The hon. Member for Mansfield (Mr. Meale) spoke for an hour and a quarter. I hope that he will forgive me if I say that he could have compressed his arguments into 15 minutes. They would have been better for that. As a consequence of his speech, hon. Members on both sides of the House who know a lot about this issue will be excluded from the debate, and I regret that.

I want to consider the Government's attitude about Sunday sports. I begin by congratulating my hon. Friend the Member for Berkshire, East (Mr. MacKay) on bringing forward this Bill. As the debate has clearly shown, a range of questions must be answered about Sunday sport in general and Sunday racing in particular. The Bill plainly gives the House an opportunity to express a view, and it perhaps offers some answers to those questions.

It may be helpful if I start by stating the Government's view. In broad terms, the Government support the Bill. That will not surprise hon. Members because we have supported two previous Bills on this matter. We will be happy to see the Bill make progress for a variety of reasons which I propose to outline concisely.

As my hon. Friend the Member for Crawley (Mr. Soames) said in a most impressive speech, a variety of sporting events already take place on Sundays. My hon. Friend itemised them and they include tennis, cricket, golf, soccer, motor racing, athletics, badminton, hockey and no doubt many other activities. For the life of me, I can see no reason in principle why we should not make it easier for Sunday racing to do likewise.

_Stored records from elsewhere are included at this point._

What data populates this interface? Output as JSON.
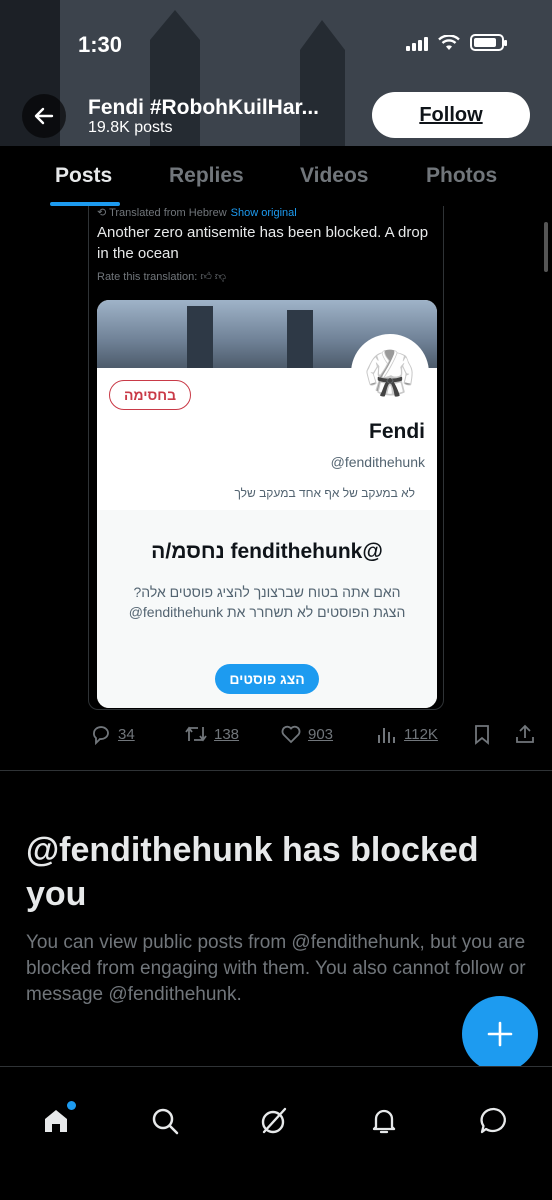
{
  "status_bar": {
    "time": "1:30"
  },
  "header": {
    "name": "Fendi #RobohKuilHar...",
    "posts_count": "19.8K posts",
    "follow_label": "Follow"
  },
  "tabs": [
    {
      "label": "Posts",
      "active": true
    },
    {
      "label": "Replies",
      "active": false
    },
    {
      "label": "Videos",
      "active": false
    },
    {
      "label": "Photos",
      "active": false
    }
  ],
  "embedded_post": {
    "translated_note": "Translated from Hebrew",
    "show_original": "Show original",
    "text": "Another zero antisemite has been blocked. A drop in the ocean",
    "rate_translation": "Rate this translation:",
    "card": {
      "blocked_pill": "בחסימה",
      "name": "Fendi",
      "handle": "@fendithehunk",
      "follow_info": "לא במעקב של אף אחד במעקב שלך",
      "blocked_title": "@fendithehunk נחסמ/ה",
      "blocked_body": "האם אתה בטוח שברצונך להציג פוסטים אלה? הצגת הפוסטים לא תשחרר את fendithehunk@",
      "show_posts_button": "הצג פוסטים"
    }
  },
  "actions": {
    "replies": "34",
    "reposts": "138",
    "likes": "903",
    "views": "112K"
  },
  "blocked_notice": {
    "heading": "@fendithehunk has blocked you",
    "body": "You can view public posts from @fendithehunk, but you are blocked from engaging with them. You also cannot follow or message @fendithehunk."
  },
  "fab": {
    "icon": "plus-icon"
  },
  "bottom_nav": [
    {
      "name": "home-icon"
    },
    {
      "name": "search-icon"
    },
    {
      "name": "grok-icon"
    },
    {
      "name": "notifications-icon"
    },
    {
      "name": "messages-icon"
    }
  ],
  "colors": {
    "accent": "#1d9bf0",
    "background": "#000000",
    "muted": "#71767b"
  }
}
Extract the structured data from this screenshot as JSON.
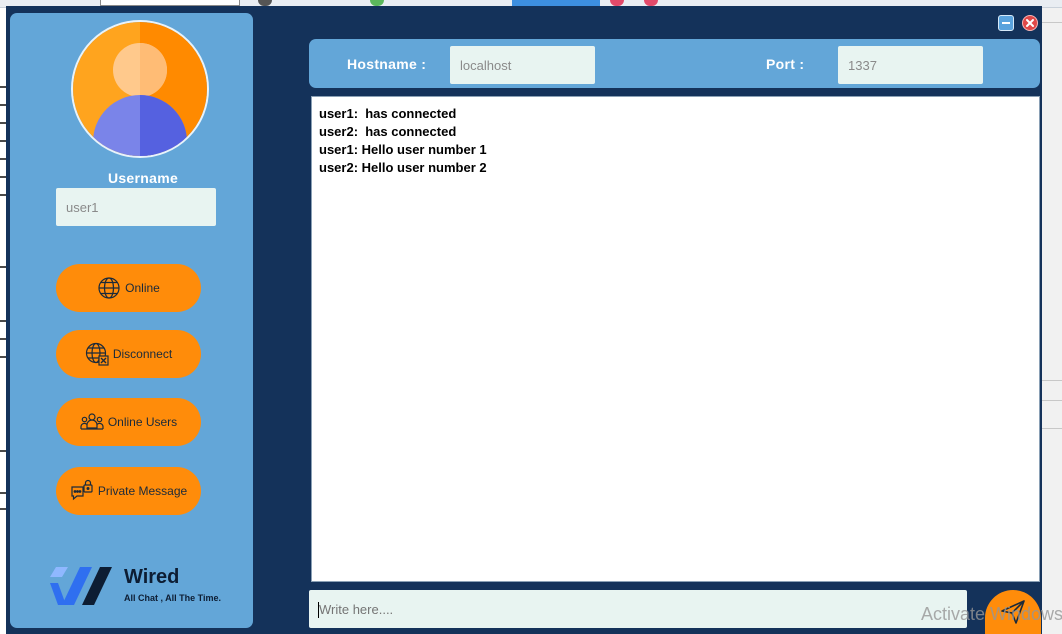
{
  "window": {
    "minimize_icon": "minimize-icon",
    "close_icon": "close-icon",
    "minimize_color": "#5aa3dd",
    "close_color": "#e04848"
  },
  "sidebar": {
    "avatar_icon": "user-avatar-icon",
    "username_label": "Username",
    "username_value": "user1",
    "buttons": {
      "online": {
        "label": "Online",
        "icon": "globe-icon"
      },
      "disconnect": {
        "label": "Disconnect",
        "icon": "globe-x-icon"
      },
      "online_users": {
        "label": "Online Users",
        "icon": "users-group-icon"
      },
      "private_message": {
        "label": "Private Message",
        "icon": "lock-chat-icon"
      }
    },
    "logo": {
      "name": "Wired",
      "tagline": "All Chat , All The Time.",
      "icon": "wired-logo-icon"
    }
  },
  "connection": {
    "hostname_label": "Hostname :",
    "hostname_value": "localhost",
    "port_label": "Port :",
    "port_value": "1337"
  },
  "chat": {
    "messages": [
      "user1:  has connected",
      "user2:  has connected",
      "user1: Hello user number 1",
      "user2: Hello user number 2"
    ]
  },
  "composer": {
    "placeholder": "Write here....",
    "send_icon": "send-icon"
  },
  "watermark": "Activate Windows",
  "colors": {
    "window_bg": "#14325a",
    "panel": "#63a6d8",
    "accent": "#ff8c0a",
    "input_bg": "#e8f4f1"
  }
}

My hon. Friend the Member for Crawley explained that a number of sporting organisations which hold events on Sundays resort to a variety of strategems to avoid the Sunday Observance Act 1780. I do not like strategems to be used for that purpose. I should be much happier to bring clarity to the law, which is the effect of clause 1.

I question whether the right hon. and hon. Members who passed the 1780 Act had in mind the holding of sporting events in general or of racing in particular. The House may be interested to learn the preamble to that Act, which explains what was in the minds of those legislators 200 years ago. The preamble, which I have edited slightly to avoid repetition, states: Whereas certain houses, rooms or places within the cities of London or Westminster … have of late frequently been opened for public entertainment or amusement upon the evening of the Lord's day, commonly called Sunday … under pretence of inquiring into religious doctrines, and explaining texts of Holy Scripture, debates have frequently been held on the evening of the Lord's day concerning divers texts of Holy Scripture, by persons unlearned and incompetent to explain the same, to the corruption of good morals, and to the great encouragement of irreligion and profaneness; be it enacted. In other words, that statute had nothing to do with kicking a ball or riding a horse; it had everything to do with the publication of false doctrine. That is to say, it had to do with practices of the kind in which some right hon. and hon. Members, but particularly Opposition Members, engage on most week days.